History of Pride Month.
Stonewall and Gay Rights
Though the Stonewall Riots were not the beginning of the gay rights movement, it is often what people first think of when they think of the history of Pride Month and gay rights in the United States.
Occurring in 1969, the Stonewall Riots started when New York City police raided Stonewall Inn, a gay bar located in Greenwich Village. The actions of the cops and the mistreatment of bar patrons sparked a six-day protest outside of the bar on Christopher Street, in nearby neighborhoods, and at Christopher Park.
In the 1960s, LGBTQ+ people often attended gay bars and clubs because they were seen as a place where they could express themselves without the worry of being caught, outed, or hurt. However, these bars and clubs were not entirely safe from public scrutiny. For example, the New York Liquor Authority essentially banned places that served alcohol to gay individuals, claiming that the gathering of gay people was “disorderly.” (This regulation was overturned in 1966, so LGBTQ+ patrons could be served alcohol, but holding hands, kissing, or dancing with someone of the same sex was still illegal.)
Movements Prior to Stonewall
Before Stonewall, there were still gay rights activist movements. Some of these include the Society for Human Rights (SHR), which was founded in 1924 by German immigrant Henry Gerber.
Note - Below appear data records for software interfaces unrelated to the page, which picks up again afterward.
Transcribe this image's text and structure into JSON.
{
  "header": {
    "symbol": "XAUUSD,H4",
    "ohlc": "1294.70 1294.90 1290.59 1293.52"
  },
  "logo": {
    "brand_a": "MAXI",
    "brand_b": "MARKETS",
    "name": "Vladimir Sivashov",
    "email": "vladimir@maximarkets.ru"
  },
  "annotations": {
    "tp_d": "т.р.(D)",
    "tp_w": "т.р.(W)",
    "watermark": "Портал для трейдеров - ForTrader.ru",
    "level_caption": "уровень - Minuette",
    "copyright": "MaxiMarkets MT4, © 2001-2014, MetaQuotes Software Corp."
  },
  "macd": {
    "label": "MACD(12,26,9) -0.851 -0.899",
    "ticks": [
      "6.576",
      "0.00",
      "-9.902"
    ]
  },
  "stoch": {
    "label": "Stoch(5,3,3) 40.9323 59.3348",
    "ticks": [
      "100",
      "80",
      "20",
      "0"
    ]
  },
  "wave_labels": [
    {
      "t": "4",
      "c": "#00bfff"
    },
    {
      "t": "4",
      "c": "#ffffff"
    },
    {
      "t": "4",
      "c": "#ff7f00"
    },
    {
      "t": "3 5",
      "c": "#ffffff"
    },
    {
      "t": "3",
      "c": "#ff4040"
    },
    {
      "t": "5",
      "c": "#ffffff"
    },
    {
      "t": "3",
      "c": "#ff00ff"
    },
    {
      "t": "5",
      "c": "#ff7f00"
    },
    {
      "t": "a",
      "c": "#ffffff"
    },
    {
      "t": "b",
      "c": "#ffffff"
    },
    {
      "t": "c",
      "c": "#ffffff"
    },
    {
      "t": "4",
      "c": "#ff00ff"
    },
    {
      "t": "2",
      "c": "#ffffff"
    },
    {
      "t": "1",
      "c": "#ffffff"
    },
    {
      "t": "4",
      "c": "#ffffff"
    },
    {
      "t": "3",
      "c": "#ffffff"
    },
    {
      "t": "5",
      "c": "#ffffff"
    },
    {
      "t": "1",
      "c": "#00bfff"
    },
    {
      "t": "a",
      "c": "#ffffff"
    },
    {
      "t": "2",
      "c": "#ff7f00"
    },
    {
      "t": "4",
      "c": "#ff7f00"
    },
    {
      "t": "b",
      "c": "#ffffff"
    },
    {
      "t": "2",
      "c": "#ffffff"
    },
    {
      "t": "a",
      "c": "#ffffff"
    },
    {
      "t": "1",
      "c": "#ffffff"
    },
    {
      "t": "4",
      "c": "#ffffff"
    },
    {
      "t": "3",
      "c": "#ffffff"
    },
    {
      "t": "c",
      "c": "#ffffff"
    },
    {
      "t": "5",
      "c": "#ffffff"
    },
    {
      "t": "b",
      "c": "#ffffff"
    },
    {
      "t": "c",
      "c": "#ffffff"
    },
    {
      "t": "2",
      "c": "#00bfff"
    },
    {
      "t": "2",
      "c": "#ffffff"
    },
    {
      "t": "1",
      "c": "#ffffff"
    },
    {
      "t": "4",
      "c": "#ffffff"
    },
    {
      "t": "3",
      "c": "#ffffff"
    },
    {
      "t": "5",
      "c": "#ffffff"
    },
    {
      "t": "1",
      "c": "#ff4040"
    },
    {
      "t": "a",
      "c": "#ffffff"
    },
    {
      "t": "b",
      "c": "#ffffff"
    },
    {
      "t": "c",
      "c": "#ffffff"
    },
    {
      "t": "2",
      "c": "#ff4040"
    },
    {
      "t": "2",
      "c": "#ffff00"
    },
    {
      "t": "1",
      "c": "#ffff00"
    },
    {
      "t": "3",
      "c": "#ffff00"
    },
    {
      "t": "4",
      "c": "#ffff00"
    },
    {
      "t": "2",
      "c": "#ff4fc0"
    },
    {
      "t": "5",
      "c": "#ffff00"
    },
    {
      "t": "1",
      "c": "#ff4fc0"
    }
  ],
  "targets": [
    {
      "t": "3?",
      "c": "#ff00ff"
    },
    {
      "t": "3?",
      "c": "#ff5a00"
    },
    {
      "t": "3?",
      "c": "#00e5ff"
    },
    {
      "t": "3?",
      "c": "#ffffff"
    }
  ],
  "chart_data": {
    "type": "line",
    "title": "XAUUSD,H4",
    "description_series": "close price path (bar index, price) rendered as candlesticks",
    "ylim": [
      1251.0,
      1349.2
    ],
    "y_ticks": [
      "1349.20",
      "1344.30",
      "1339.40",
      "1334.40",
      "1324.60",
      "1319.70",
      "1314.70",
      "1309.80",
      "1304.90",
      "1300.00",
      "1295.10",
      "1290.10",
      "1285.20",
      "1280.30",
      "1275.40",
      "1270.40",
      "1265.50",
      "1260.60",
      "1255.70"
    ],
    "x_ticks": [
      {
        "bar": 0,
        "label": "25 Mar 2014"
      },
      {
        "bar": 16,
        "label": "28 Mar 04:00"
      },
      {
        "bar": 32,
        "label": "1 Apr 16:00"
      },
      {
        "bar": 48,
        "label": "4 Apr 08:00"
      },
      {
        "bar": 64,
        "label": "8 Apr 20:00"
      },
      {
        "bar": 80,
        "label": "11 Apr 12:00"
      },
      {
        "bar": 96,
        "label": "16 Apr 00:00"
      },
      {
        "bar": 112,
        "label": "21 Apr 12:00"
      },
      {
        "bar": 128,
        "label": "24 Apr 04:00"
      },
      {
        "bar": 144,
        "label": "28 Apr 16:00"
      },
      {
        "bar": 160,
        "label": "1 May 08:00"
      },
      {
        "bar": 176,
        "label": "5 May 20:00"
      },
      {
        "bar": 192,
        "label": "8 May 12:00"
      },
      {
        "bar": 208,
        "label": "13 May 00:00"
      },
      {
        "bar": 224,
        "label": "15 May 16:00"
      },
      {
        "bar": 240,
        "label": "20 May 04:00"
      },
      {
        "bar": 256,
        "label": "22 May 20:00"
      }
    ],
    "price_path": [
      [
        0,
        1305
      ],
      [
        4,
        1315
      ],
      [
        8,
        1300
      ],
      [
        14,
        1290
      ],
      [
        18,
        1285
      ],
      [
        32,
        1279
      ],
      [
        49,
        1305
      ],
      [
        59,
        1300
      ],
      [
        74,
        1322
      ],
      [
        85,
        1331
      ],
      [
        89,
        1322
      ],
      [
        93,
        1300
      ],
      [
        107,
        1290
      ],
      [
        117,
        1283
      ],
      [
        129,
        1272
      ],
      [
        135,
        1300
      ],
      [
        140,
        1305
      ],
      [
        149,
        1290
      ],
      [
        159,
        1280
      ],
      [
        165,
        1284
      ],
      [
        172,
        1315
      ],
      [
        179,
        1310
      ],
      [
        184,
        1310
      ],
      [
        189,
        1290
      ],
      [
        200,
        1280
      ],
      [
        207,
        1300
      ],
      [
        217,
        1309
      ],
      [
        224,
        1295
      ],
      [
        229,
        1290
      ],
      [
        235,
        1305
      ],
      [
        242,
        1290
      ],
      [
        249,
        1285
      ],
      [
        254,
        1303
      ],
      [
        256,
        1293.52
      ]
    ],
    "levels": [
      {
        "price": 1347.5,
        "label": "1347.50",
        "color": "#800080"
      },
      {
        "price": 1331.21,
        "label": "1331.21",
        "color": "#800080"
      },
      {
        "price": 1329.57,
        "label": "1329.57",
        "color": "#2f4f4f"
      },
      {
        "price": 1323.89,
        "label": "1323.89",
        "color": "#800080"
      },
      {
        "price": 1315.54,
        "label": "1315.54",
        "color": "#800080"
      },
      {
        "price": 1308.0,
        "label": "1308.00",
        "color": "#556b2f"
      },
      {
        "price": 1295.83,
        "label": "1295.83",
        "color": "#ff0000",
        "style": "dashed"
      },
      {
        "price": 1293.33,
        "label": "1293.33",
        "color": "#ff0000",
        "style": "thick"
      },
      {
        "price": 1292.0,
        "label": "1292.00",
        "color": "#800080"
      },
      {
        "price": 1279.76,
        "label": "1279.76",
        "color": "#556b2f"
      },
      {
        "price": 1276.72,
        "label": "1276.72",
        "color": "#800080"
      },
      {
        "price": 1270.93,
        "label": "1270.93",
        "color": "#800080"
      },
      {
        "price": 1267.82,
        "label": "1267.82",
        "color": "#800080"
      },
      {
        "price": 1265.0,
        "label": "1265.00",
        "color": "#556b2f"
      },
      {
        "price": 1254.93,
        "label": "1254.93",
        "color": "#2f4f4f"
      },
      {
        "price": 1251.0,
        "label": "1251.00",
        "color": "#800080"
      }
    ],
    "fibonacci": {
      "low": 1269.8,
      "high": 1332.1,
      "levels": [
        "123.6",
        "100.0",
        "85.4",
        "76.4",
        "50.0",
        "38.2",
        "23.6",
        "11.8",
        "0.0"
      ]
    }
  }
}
Though short-lived, this organization was able to publish several issues of their “Friendship and Freedom” newsletter, which served as the country’s first LGBTQ+ focused newsletter. The lesbian equivalent of this organization was The Daughters of Bilitis, which was formed in San Francisco in 1955.
In 1966, members of the Mattachine Society, an organization dedicated to gay rights, staged a “sip-in.” During this event, people declared their sexuality at bars, threatening to sue establishments that turned them away for being open about their sexuality.
Likely influenced by this event, The Commission on Human Rights ruled that gay individuals had the right to be served in bars, so police raids were temporarily reduced.
Some crime syndicates saw the possibility of profit in catering to ostracized gay clientele, so by the mid-1960s, the Genovese crime family had control over most of the gay bars in Greenwich Village.
In 1966, they bought Stonewall Inn, cheaply renovated it, and re-opened it as a gay bar in 1967. The club maintained its false exclusivity by requiring patrons to bring their own alcohol, having attendees sign in when they arrived, and the Genovese family bribed New York’s Sixth Police Precinct to ignore the activities at the club.
By bribing the police, the Genovese family could cut costs at the Stonewall Inn. For example, the club did not have a fire exit, there was no running water behind the bar, and drinks weren’t watered down.
Despite the fact that raids were still a fact of life, corrupt cops would still tip-off Mafia-run bars so owners would have ample time to hide their alcohol and other illegal activities. In fact, the NYPD had stormed the Stonewall Inn a few days before the riot-inducing raid.
The bar wasn’t tipped off on the morning of June 28th. Because of this, the raid came as a surprise, and thirteen people were arrested when the police entered with a warrant. Within minutes of the raid, full-blown riots exploded between patrons and police officers. During the riot, the police, a few prisoners, and a Village Voice writer barricaded themselves inside Stonewall while protesters tried to set the building on fire.
The fire department was able to douse the flames and save everybody inside. However, the protests remained for several days.
Aftermath of Stonewall
The events that happened at Stonewall led to several LGBTQ+ organizations being founded. These include the Gay Liberation Front, Human Rights Campaign, GLAAD (Gay and Lesbian Alliance Against Defamation), and PFLAG (Parents, Families, and Friends of Lesbians and Gays).
The first pride-based march was on the one-year anniversary of Stonewall, on June 28, 1970. Thousands of people marched in the streets of Manhattan from Stonewall Inn to Central Park. Instead of calling it a Pride March, it was called the “Christopher Street Liberation Day.” The official chant of this march was, “Say it loud, gay is proud.”
President Bill Clinton announced that June would be Pride Month in 1999 and 2000, and presidents Barack Obama and Joe Biden have followed in suit.
In 2016, then-President Barack Obama designated the sites of the riots (Stonewall Inn, Christopher Park, and the surrounding area) a national monument.
President Joe Biden declared June as Pride Month again this year. His declaration of Pride Month on Instagram described the unfairness and discrimination that the LGBTQ+ community faces to this day. In closing, he reiterated that LGBTQ+ rights are human rights and that LGBTQ+ people should be cherished and loved.
Written by Arran Davis